*The temporal summation then will be the total sum between the interplay of excitatory cells and inhibitory ones*. The way a neuron works when it sums inputs is governed by the temporal summation principle which is in turn the result of the time constant or the electric memory of the cell. Let's move on to the Resting Potential (mentioned at some place above).

**The mathematical equation of the full post-synaptic cell:**so now we have three types of current in our new type of circuit. The resistive current (passive), the capacitative current and the new synaptic current. The sum of all currents, according to Kirchhoff's law should equal zero

That was all! Keep it up, beginner neuroscientist, you!

**Some general electricity notes**

(

*source: khanacademy, brightstorm @ YouTube)*

1. Ohm’ s Law: Current through a circuit is proportional to voltage (I=V/R). V is calculated with volts, R with Ω (ohms) and I with A (amperes, which in turn equal to C/S (=coulomb/second)). We could also say that V=I.R. A circuit is a “bunch” of wires that connect a set of circuit elements.

2. Current is the flow of charge per second, or the change of charge (ΔQ) to change of time (sec. or Δt).

3. The resistor determines the rate with which the electrons travel through the entire circuit (or all electrons travel with the same speed in a given circuit). The resistor serves as a “bottleneck” which regulates the speed of current. Resistors use energy.

4. In traditional/conventional schematics, the current flows from positive to negative pole in a circuit but this is wrong. In reality, it flows the other way.

5. The amount of voltage (or potential difference) in a circuit determines the “urge” or the “speed” with which the electrons (negative pole) want to travel and get to the positive pole.

6. Voltage is not an absolute number.
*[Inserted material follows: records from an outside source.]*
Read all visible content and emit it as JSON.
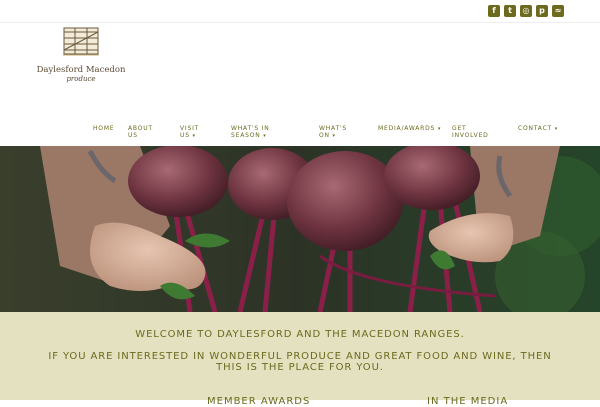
{
  "social": {
    "icons": [
      "facebook-icon",
      "twitter-icon",
      "instagram-icon",
      "pinterest-icon",
      "rss-icon"
    ]
  },
  "logo": {
    "name": "Daylesford Macedon",
    "sub": "produce"
  },
  "nav": {
    "items": [
      {
        "label": "HOME"
      },
      {
        "label": "ABOUT US"
      },
      {
        "label": "VISIT US"
      },
      {
        "label": "WHAT'S IN SEASON"
      },
      {
        "label": "WHAT'S ON"
      },
      {
        "label": "MEDIA/AWARDS"
      },
      {
        "label": "GET INVOLVED"
      },
      {
        "label": "CONTACT"
      }
    ]
  },
  "hero": {
    "image": "hands-holding-beetroots"
  },
  "welcome": {
    "line1": "WELCOME TO DAYLESFORD AND THE MACEDON RANGES.",
    "line2": "IF YOU ARE INTERESTED IN WONDERFUL PRODUCE AND GREAT FOOD AND WINE, THEN",
    "line3": "THIS IS THE PLACE FOR YOU.",
    "heading_left": "MEMBER AWARDS",
    "heading_right": "IN THE MEDIA"
  },
  "colors": {
    "accent": "#6b6a1e",
    "welcome_bg": "#e4e1c0"
  }
}
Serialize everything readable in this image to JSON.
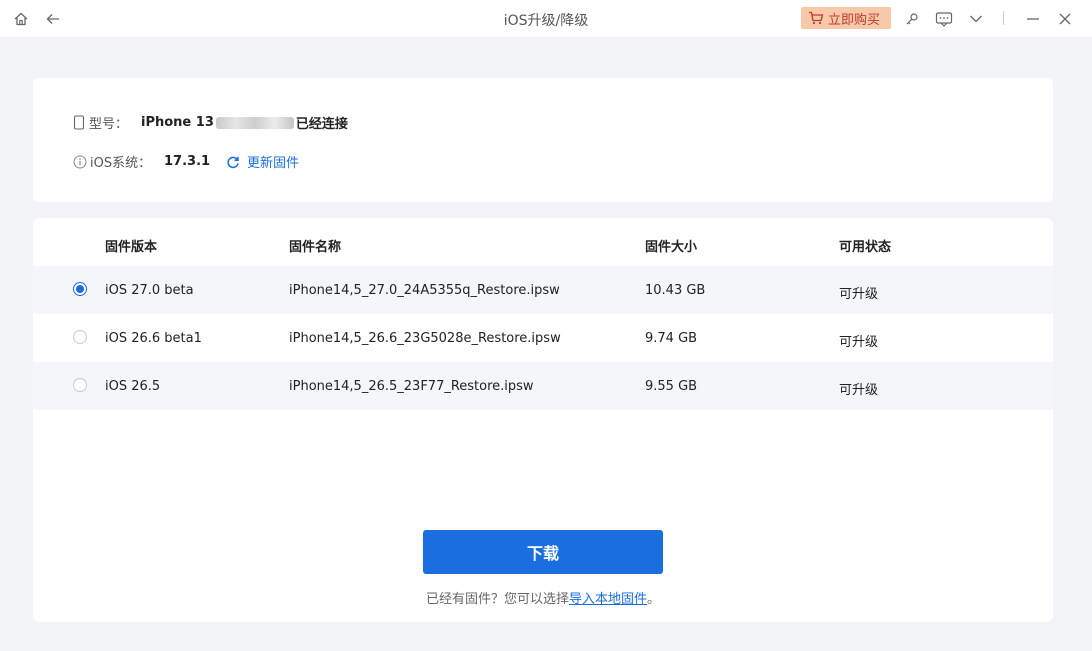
{
  "titlebar": {
    "title": "iOS升级/降级",
    "buy_label": "立即购买",
    "icons": [
      "home-icon",
      "back-arrow-icon",
      "cart-icon",
      "key-icon",
      "message-icon",
      "chevron-down-icon",
      "minimize-icon",
      "close-icon"
    ]
  },
  "device": {
    "model_label": "型号：",
    "model_value": "iPhone 13",
    "connected_text": "已经连接",
    "ios_label": "iOS系统：",
    "ios_value": "17.3.1",
    "update_firmware": "更新固件"
  },
  "table": {
    "headers": [
      "固件版本",
      "固件名称",
      "固件大小",
      "可用状态"
    ],
    "rows": [
      {
        "version": "iOS 27.0 beta",
        "name": "iPhone14,5_27.0_24A5355q_Restore.ipsw",
        "size": "10.43 GB",
        "status": "可升级",
        "selected": true
      },
      {
        "version": "iOS 26.6 beta1",
        "name": "iPhone14,5_26.6_23G5028e_Restore.ipsw",
        "size": "9.74 GB",
        "status": "可升级",
        "selected": false
      },
      {
        "version": "iOS 26.5",
        "name": "iPhone14,5_26.5_23F77_Restore.ipsw",
        "size": "9.55 GB",
        "status": "可升级",
        "selected": false
      }
    ]
  },
  "actions": {
    "download_label": "下载",
    "hint_prefix": "已经有固件？您可以选择",
    "hint_link": "导入本地固件",
    "hint_suffix": "。"
  },
  "colors": {
    "accent": "#1a6ee0",
    "buy_bg": "#f7c9a8",
    "buy_text": "#c0392b"
  }
}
It is a calculated number, it’s the potential difference between two points in a circuit and this number is always constant.

7. Resistors in series increase the probability of an electron “bump” onto something so it decelerates (and creates heat). The total resistance in such a circuit equals to the sum of each resistor. So resistors in series increase the total resistance of a circuit (example: Christmas lights, in goes out, all go out). Also in resistor in-series, the current (I ) is the same.

8. Resistors in parallel create “branches” within the circuit. The current (Amperes) through each branch is proportional to the resistance in Ω’s of each resistor. To find the total resistance (equivalent resistance) between resistors in parallel equals to: 1/Rt=1/R1+1/R2+1/Rn. So resistors in parallel reduce the overall resistance and the smallest current flows through the largest resistor (since it creates bigger resistance so less current can flow through it). So the effective resistance (or total resistance of a circuit) of resistors in parallel is always smaller than any of the resistors in parallel (example: house wiring, all electrical devices are separate parallel branches of the same circuit, since once doesn’t want to turn the TV in order to turn on the oven). In resistors in-parallel the voltage (or potential difference – V) is the same.

9. A circuit is a “bunch” of wires that connect a set of circuit elements.

10. Power (wattage) equals to amperes (current) times volt (voltage), (P=I.V) and is the rate of energy use. P also equals to V2/R since I=V/R or I2.R since V=I.R.